(WINDSOR, ON) – On Friday, an Ontario judge released his ruling on a lawsuit filed by the Canadian Union of Public Employees. It charged Premier Kathleen Wynne and her key government ministers were guilty of committing malfeasance in the sale of Hydro One shares.
Filed by CUPE, along with its leader Fred Hahn, Diane Dowling, and John Clark in December of last year, the suit alleged the government knew selling Hydro One would hurt the people of Ontario. Further, the suit claimed the deal was structured in such a way as to financially benefit the government, consultants, and bankers.
Early on the government tried to have the suit dismissed by claiming parliamentary privilege. Justice Cavanagh, who heard the arguments, decided to deny the objection. CUPE called that a victory which will ensure the Premier and Ministers can’t hide behind legislative privilege.
“We are pleased, and ultimately relieved, that the judge ruled the Premier and her Ministers cannot hide behind parliamentary privilege,” said Hahn. “This was the crux of the government’s motion to dismiss, claiming they were not subject to the same law as the rest of us. It is critical to our democracy that the judge dismissed this argument.”
On the matter of misfeasance, the judge ruled the pleading was unsupported.
Hahn says his union knows it can support its allegations that, “… the government’s decision was not in the best interest of the people of Ontario, we know they structured the deal in a way that benefitted bankers and consultants operating as middle men on the deal.”
He added that all of the union’s allegations were based on matters of public record and went on to say elected members of the government are not allowed to, “… use their power to knowingly make a decision that will hurt the people of Ontario and benefit themselves.
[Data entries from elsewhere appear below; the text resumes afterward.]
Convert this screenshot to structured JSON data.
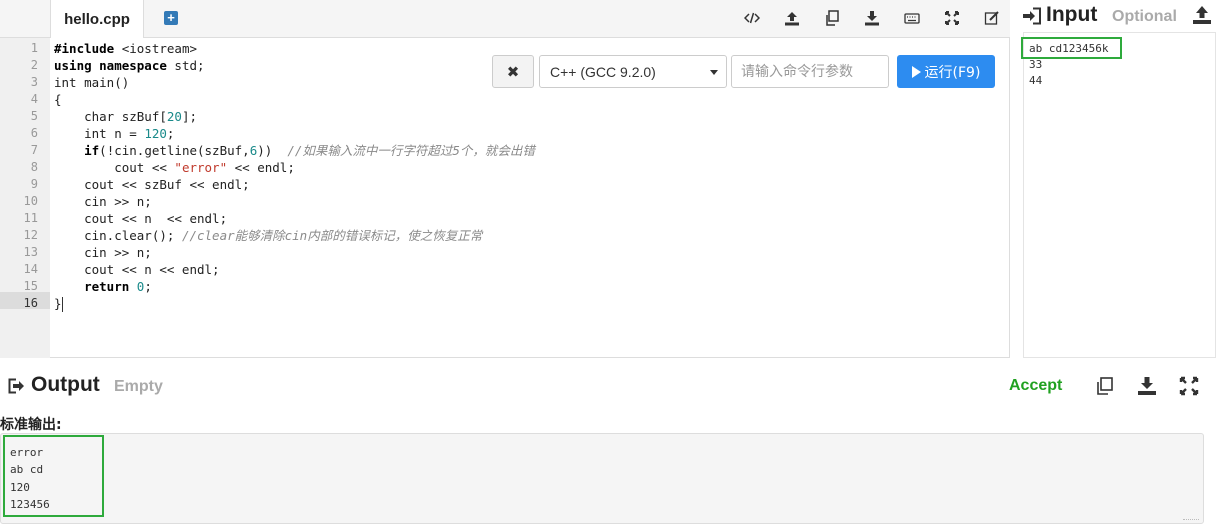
{
  "editor": {
    "tab_label": "hello.cpp",
    "new_tab_glyph": "+",
    "toolbar_icons": [
      "code-icon",
      "upload-icon",
      "copy-icon",
      "download-icon",
      "keyboard-icon",
      "fullscreen-icon",
      "edit-icon"
    ],
    "line_numbers": [
      "1",
      "2",
      "3",
      "4",
      "5",
      "6",
      "7",
      "8",
      "9",
      "10",
      "11",
      "12",
      "13",
      "14",
      "15",
      "16"
    ],
    "active_line": "16"
  },
  "run_controls": {
    "clear_glyph": "✖",
    "language": "C++ (GCC 9.2.0)",
    "args_placeholder": "请输入命令行参数",
    "run_label": "运行(F9)"
  },
  "input_panel": {
    "title": "Input",
    "status": "Optional",
    "lines": [
      "ab cd123456k",
      "33",
      "44"
    ]
  },
  "output_panel": {
    "title": "Output",
    "status": "Empty",
    "accept_label": "Accept",
    "stdout_label": "标准输出:",
    "lines": [
      "error",
      "ab cd",
      "120",
      "123456"
    ]
  },
  "colors": {
    "run_button": "#2d8cf0",
    "accept": "#21a121",
    "highlight_box": "#2eaa3c",
    "number_literal": "#1a8a8a",
    "string_literal": "#c0392b",
    "comment": "#8a8a8a"
  }
}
This is precisely the type of improper conduct by government officials that the law of misfeasance in public office is supposed to prevent.”
CUPE says it is now looking into appealing the decision.